    At last!

    1) Agreed
    2) Agreed
    3) Agreed
    4) Agreed on the first bit. There is deep animosity towards McBride and it is very understandable. He bombed a bar, not a strategic outpost, power plant or security establishment. He killed strategically irrelevant people. It was simply an act of terror, not of struggle. It is doubtful he even had authority for the attack. The Nats had already made significant concessions and this attack was unnecessary.

    This was not a total war. If it was, we would have had a proper race war. Possibly even a “Final Solution”.

    It is perfectly possible to commit war crimes in pursuit of a good cause. For example, the ANC emptied schools and sent the kids against the sides of Casspirs. That is the use of child soldiers, and is a war crime no matter the circumstances. We’re still suffering the consequences of such misguided actions.

    All I’m saying is its more complicated than good v evil. Very few people came out clean. It is best we acknowledge all that went wrong, even when trying to get it right. Otherwise we never learn, and we never understand.


    My problem with Mcbride stems more from his recent actions, such as the Mozambique gun running incident, although I don’t think Magoo’s was his finest hour. Please someone explain what happened there. And of course the drunk driving incident.
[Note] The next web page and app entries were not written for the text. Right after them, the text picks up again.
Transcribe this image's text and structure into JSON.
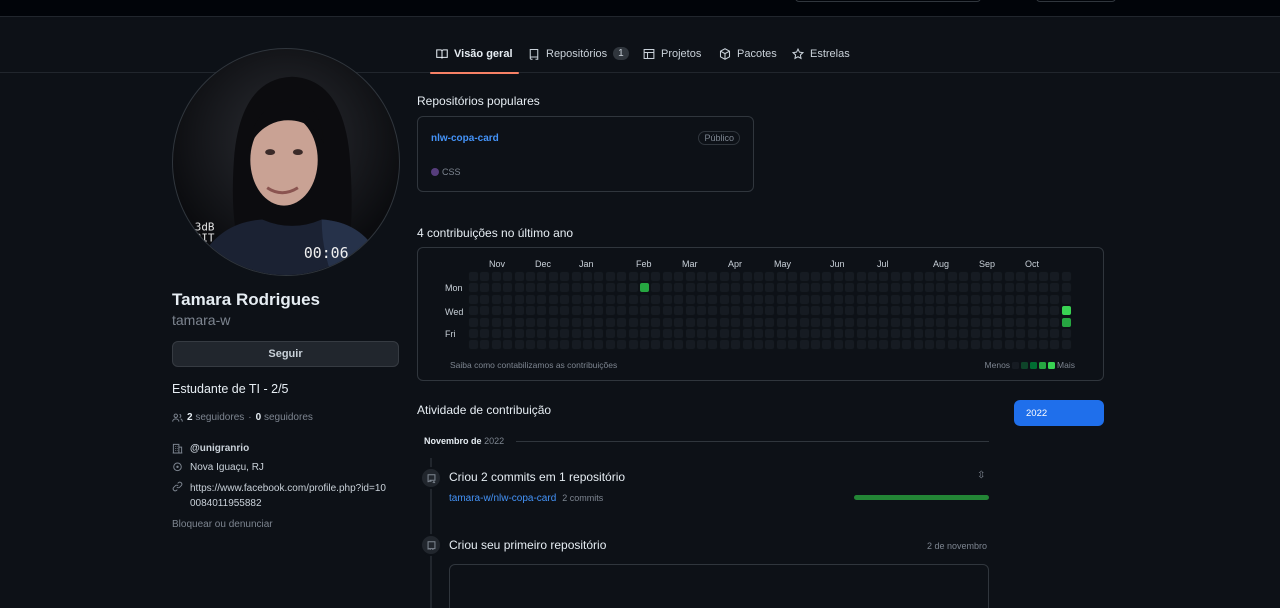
{
  "tabs": [
    {
      "label": "Visão geral",
      "icon": "book-icon",
      "active": true
    },
    {
      "label": "Repositórios",
      "icon": "repo-icon",
      "count": "1"
    },
    {
      "label": "Projetos",
      "icon": "table-icon"
    },
    {
      "label": "Pacotes",
      "icon": "package-icon"
    },
    {
      "label": "Estrelas",
      "icon": "star-icon"
    }
  ],
  "profile": {
    "avatar_overlay": {
      "left_top": "3dB",
      "left_bottom": "BIT",
      "timer": "00:06"
    },
    "name": "Tamara Rodrigues",
    "login": "tamara-w",
    "follow_label": "Seguir",
    "bio": "Estudante de TI - 2/5",
    "followers_count": "2",
    "followers_label": "seguidores",
    "separator": "·",
    "following_count": "0",
    "following_label": "seguidores",
    "org": "@unigranrio",
    "location": "Nova Iguaçu, RJ",
    "website": "https://www.facebook.com/profile.php?id=100084011955882",
    "block_label": "Bloquear ou denunciar"
  },
  "popular": {
    "title": "Repositórios populares",
    "repo_name": "nlw-copa-card",
    "visibility": "Público",
    "language": "CSS",
    "language_color": "#563d7c"
  },
  "contributions": {
    "title": "4 contribuições no último ano",
    "months": [
      "Nov",
      "Dec",
      "Jan",
      "Feb",
      "Mar",
      "Apr",
      "May",
      "Jun",
      "Jul",
      "Aug",
      "Sep",
      "Oct"
    ],
    "day_labels": [
      "Mon",
      "Wed",
      "Fri"
    ],
    "weeks": 53,
    "active_cells": [
      {
        "week": 15,
        "day": 1,
        "level": 3
      },
      {
        "week": 52,
        "day": 3,
        "level": 4
      },
      {
        "week": 52,
        "day": 4,
        "level": 3
      }
    ],
    "footer_link": "Saiba como contabilizamos as contribuições",
    "legend_less": "Menos",
    "legend_more": "Mais",
    "level_colors": [
      "#161b22",
      "#0e4429",
      "#006d32",
      "#26a641",
      "#39d353"
    ]
  },
  "activity": {
    "title": "Atividade de contribuição",
    "year": "2022",
    "month_label": "Novembro",
    "month_suffix": "de",
    "month_year": "2022",
    "commits_title": "Criou 2 commits em 1 repositório",
    "commit_repo": "tamara-w/nlw-copa-card",
    "commit_count": "2 commits",
    "created_title": "Criou seu primeiro repositório",
    "created_date": "2 de novembro"
  }
}
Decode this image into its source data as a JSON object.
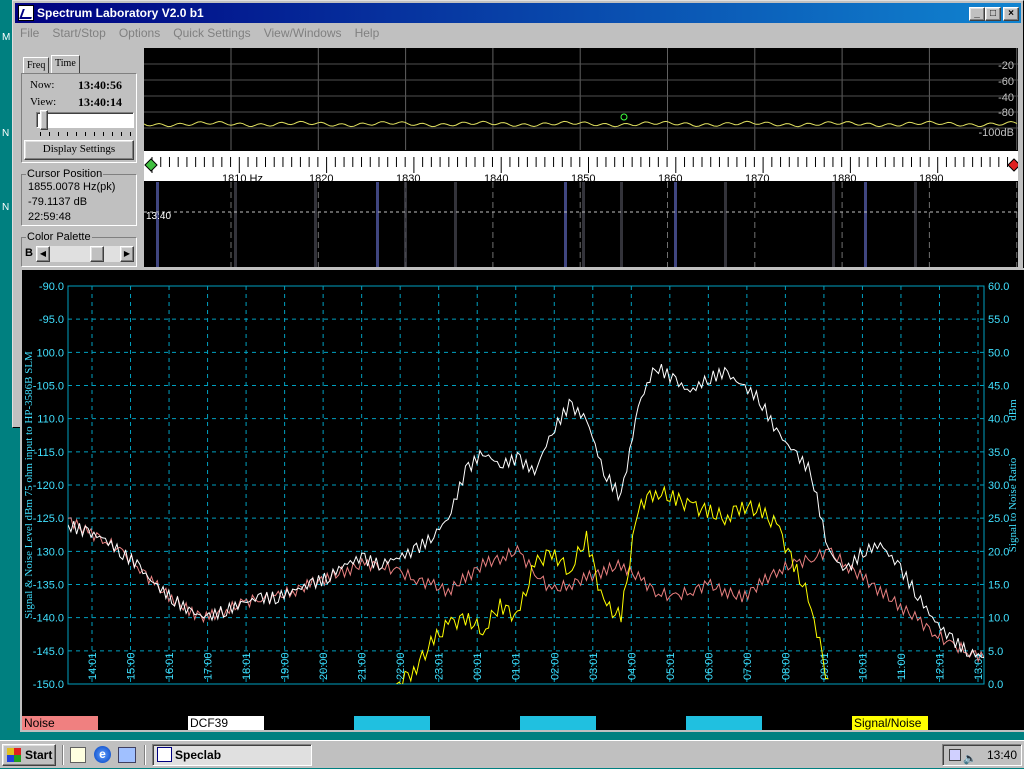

The false doctors letter shows an incredible lack of integrity. How he won his appeal I will never understand.